03 February 2002
New surveys indicate Japanese Prime Minister Junichiro Koizumi's popularity has plunged, just days after the resignation of popular foreign minister Makiko Tanaka. But members of the ruling coalition express confidence that Mr. Koizumi's standing will rebound.
Various surveys show that the Prime Minister's decision to oust the outspoken foreign minister cost him dearly. In a poll by Japan's largest circulation newspaper, the Yomiuri, two-thirds of the voters surveyed opposed the resignation of Makiko Tanaka. The approval rating for his cabinet has dropped to 47 percent, down from nearly 78 percent back in September.
Appearing on a Sunday talk show, Naoto Kan of the opposition Democratic Party said the public is angry and confused. Mr. Kan said there is a perception, which he shares, that Ms. Tanaka did nothing wrong and everyone is at a loss as to why she was ousted.
An editorial in the left-of-center daily Asahi Shimbun echoes that perception, saying the public has a strong feeling of despair.
Political analysts say members of Mr. Koizumi's own Liberal Democratic Party pushed for Ms. Tanaka's firing after a series of diplomatic blunders, high-profile battles with ministry deputies and her efforts to expose corruption in the ministry. Ms. Tanaka, often credited with helping put Mr. Koizumi in office, was forced to resign last week.

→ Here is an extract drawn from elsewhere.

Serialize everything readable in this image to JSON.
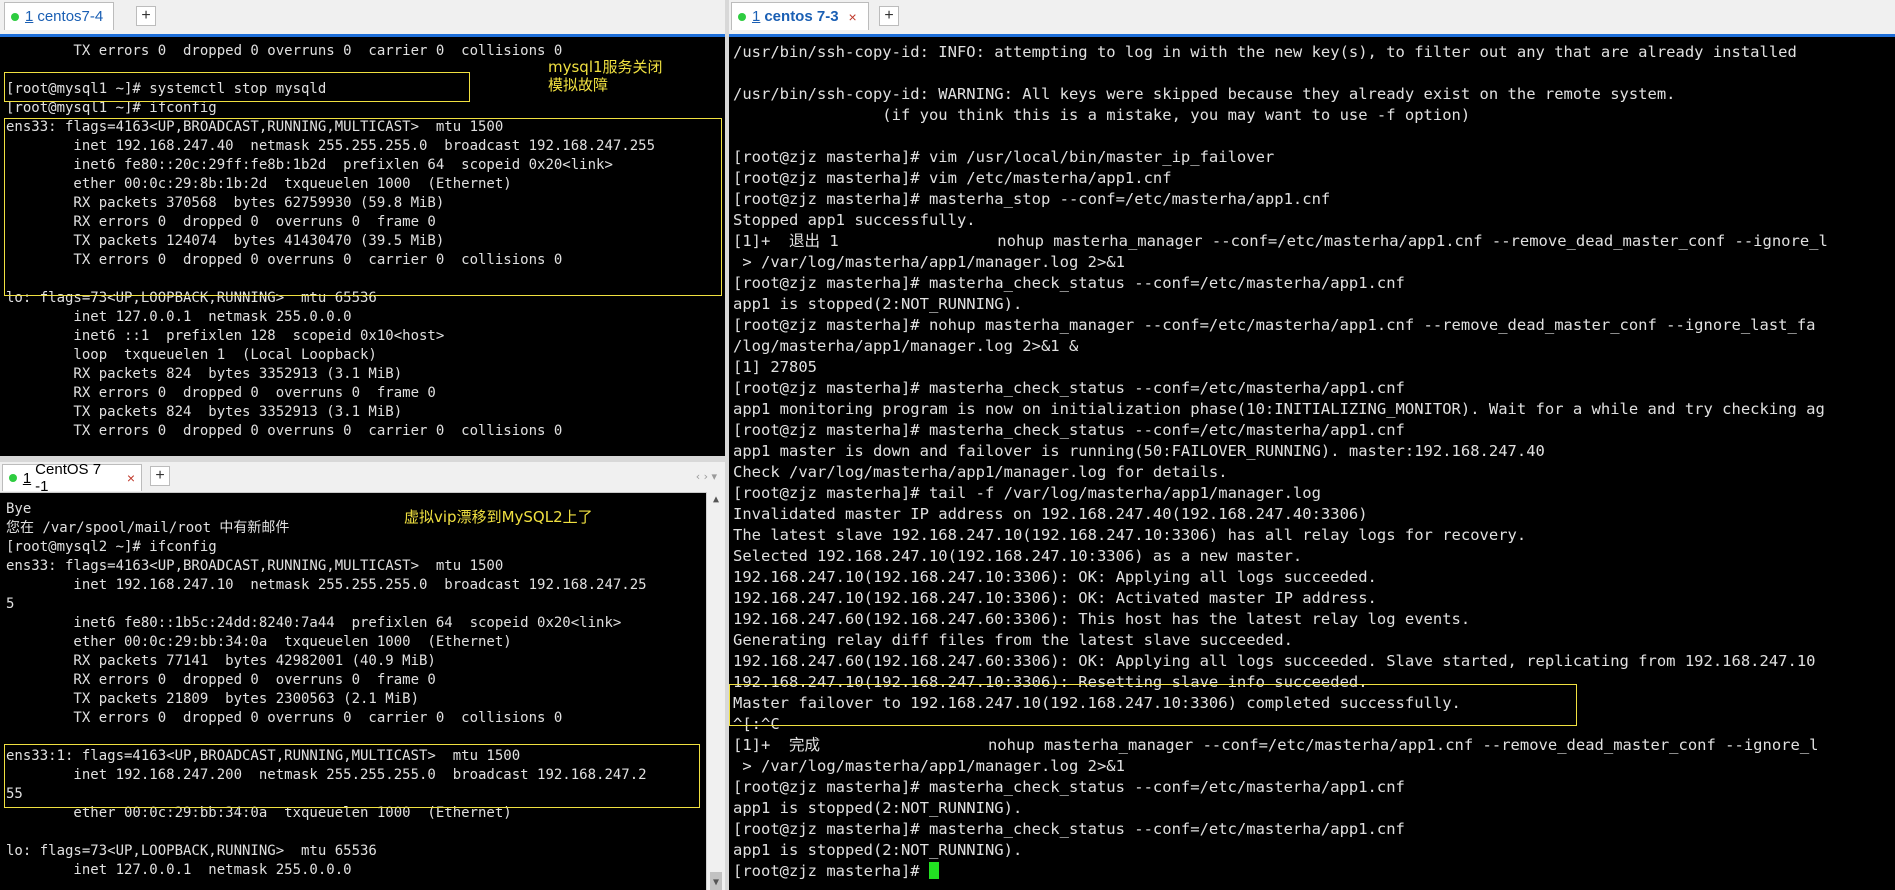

LDP Secretary General Taku Yamasaki says he believes the loss of confidence in Mr. Koizumi and his Cabinet will prove to be only temporary.
Mr. Yamasaki was one of several leaders of the ruling coalition who appealed to the public on Sunday to stick with Mr. Koizumi. Komei Party Secretary General Tetsuzo Fuyushiba warned that Japan will sink if the government does not carry out Mr. Koizumi's economic reforms.